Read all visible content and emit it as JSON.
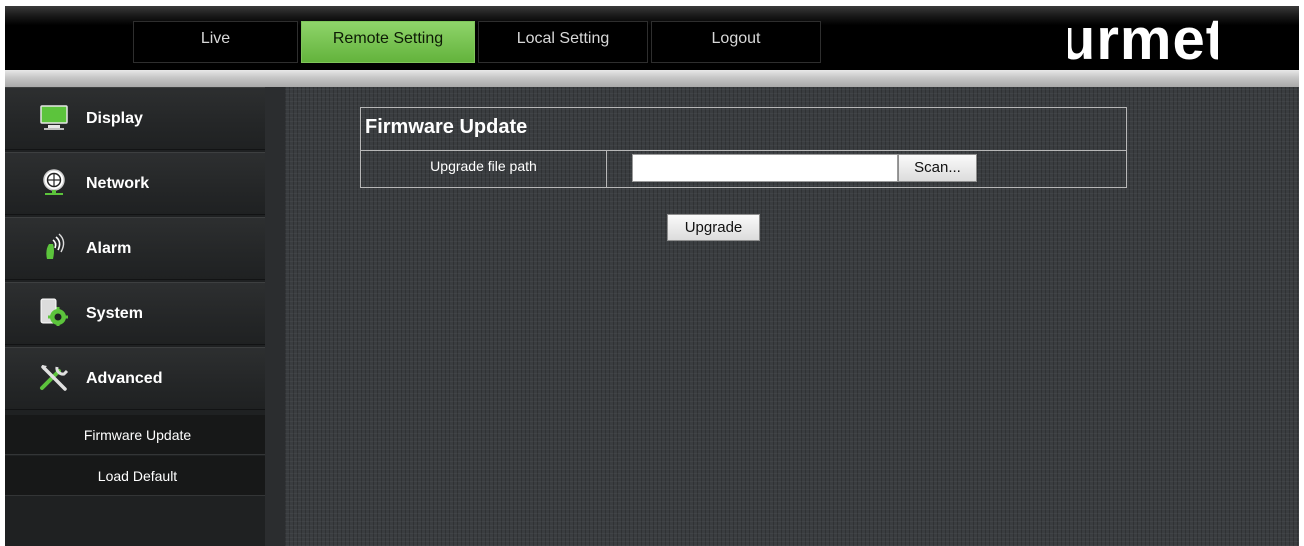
{
  "header": {
    "tabs": [
      {
        "label": "Live",
        "active": false
      },
      {
        "label": "Remote Setting",
        "active": true
      },
      {
        "label": "Local Setting",
        "active": false
      },
      {
        "label": "Logout",
        "active": false
      }
    ],
    "logo_text": "urmet"
  },
  "sidebar": {
    "items": [
      {
        "label": "Display",
        "icon": "monitor-icon"
      },
      {
        "label": "Network",
        "icon": "globe-network-icon"
      },
      {
        "label": "Alarm",
        "icon": "alarm-siren-icon"
      },
      {
        "label": "System",
        "icon": "system-gear-icon"
      },
      {
        "label": "Advanced",
        "icon": "tools-icon"
      }
    ],
    "subitems": [
      {
        "label": "Firmware Update"
      },
      {
        "label": "Load Default"
      }
    ]
  },
  "main": {
    "title": "Firmware Update",
    "row_label": "Upgrade file path",
    "path_value": "",
    "scan_label": "Scan...",
    "upgrade_label": "Upgrade"
  },
  "colors": {
    "active_tab": "#63b33c",
    "content_bg": "#3a3d40",
    "sidebar_bg": "#1f2122"
  }
}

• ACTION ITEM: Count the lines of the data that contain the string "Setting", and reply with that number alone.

• REPLY TO THE EXERCISE: 2